Excerpts from an interface dataset
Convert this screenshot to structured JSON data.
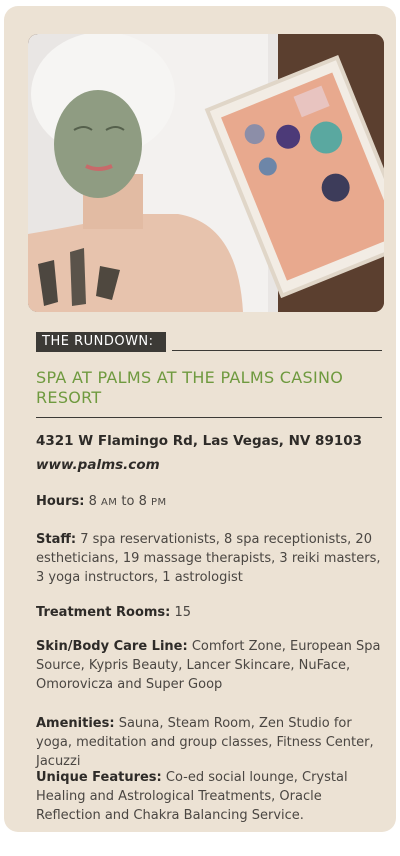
{
  "photo": {
    "alt": "Woman with green face mask and towel, crystals on chest, tray of crystals and salts"
  },
  "header": {
    "tag": "THE RUNDOWN:",
    "title": "SPA AT PALMS AT THE PALMS CASINO RESORT"
  },
  "contact": {
    "address": "4321 W Flamingo Rd, Las Vegas, NV 89103",
    "website": "www.palms.com"
  },
  "hours": {
    "label": "Hours:",
    "open": "8",
    "open_suffix": "AM",
    "to": "to",
    "close": "8",
    "close_suffix": "PM"
  },
  "staff": {
    "label": "Staff:",
    "value": "7 spa reservationists, 8 spa receptionists, 20 estheticians, 19 massage therapists, 3 reiki masters, 3 yoga instructors, 1 astrologist"
  },
  "rooms": {
    "label": "Treatment Rooms:",
    "value": "15"
  },
  "line": {
    "label": "Skin/Body Care Line:",
    "value": "Comfort Zone, European Spa Source, Kypris Beauty, Lancer Skincare, NuFace, Omorovicza and Super Goop"
  },
  "amenities": {
    "label": "Amenities:",
    "value": "Sauna, Steam Room, Zen Studio for yoga, meditation and group classes, Fitness Center, Jacuzzi"
  },
  "unique": {
    "label": "Unique Features:",
    "value": "Co-ed social lounge, Crystal Healing and Astrological Treatments, Oracle Reflection and Chakra Balancing Service."
  },
  "colors": {
    "accent": "#6f9a3f",
    "card": "#ece2d4",
    "dark": "#3c3a36"
  }
}
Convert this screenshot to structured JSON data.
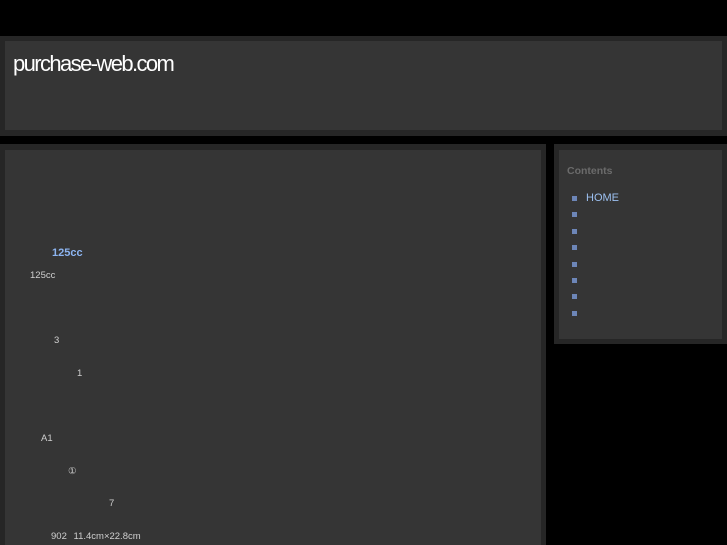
{
  "header": {
    "site_title": "purchase-web.com"
  },
  "article": {
    "title": "125cc",
    "lines": [
      "125cc",
      "3",
      "1",
      "A1",
      "①",
      "7",
      "902 11.4cm×22.8cm"
    ]
  },
  "sidebar": {
    "heading": "Contents",
    "items": [
      {
        "label": "HOME"
      },
      {
        "label": ""
      },
      {
        "label": ""
      },
      {
        "label": ""
      },
      {
        "label": ""
      },
      {
        "label": ""
      },
      {
        "label": ""
      },
      {
        "label": ""
      }
    ]
  },
  "colors": {
    "background": "#000000",
    "panel_border": "#262626",
    "panel": "#353535",
    "link": "#9cc0f0",
    "bullet": "#6d86b8"
  }
}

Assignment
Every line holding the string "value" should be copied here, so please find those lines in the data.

Completed exercise
    "value": "7 spa reservationists, 8 spa receptionists, 20 estheticians, 19 massage therapists, 3 reiki masters, 3 yoga instructors, 1 astrologist"
    "value": "15"
    "value": "Comfort Zone, European Spa Source, Kypris Beauty, Lancer Skincare, NuFace, Omorovicza and Super Goop"
    "value": "Sauna, Steam Room, Zen Studio for yoga, meditation and group classes, Fitness Center, Jacuzzi"
    "value": "Co-ed social lounge, Crystal Healing and Astrological Treatments, Oracle Reflection and Chakra Balancing Service."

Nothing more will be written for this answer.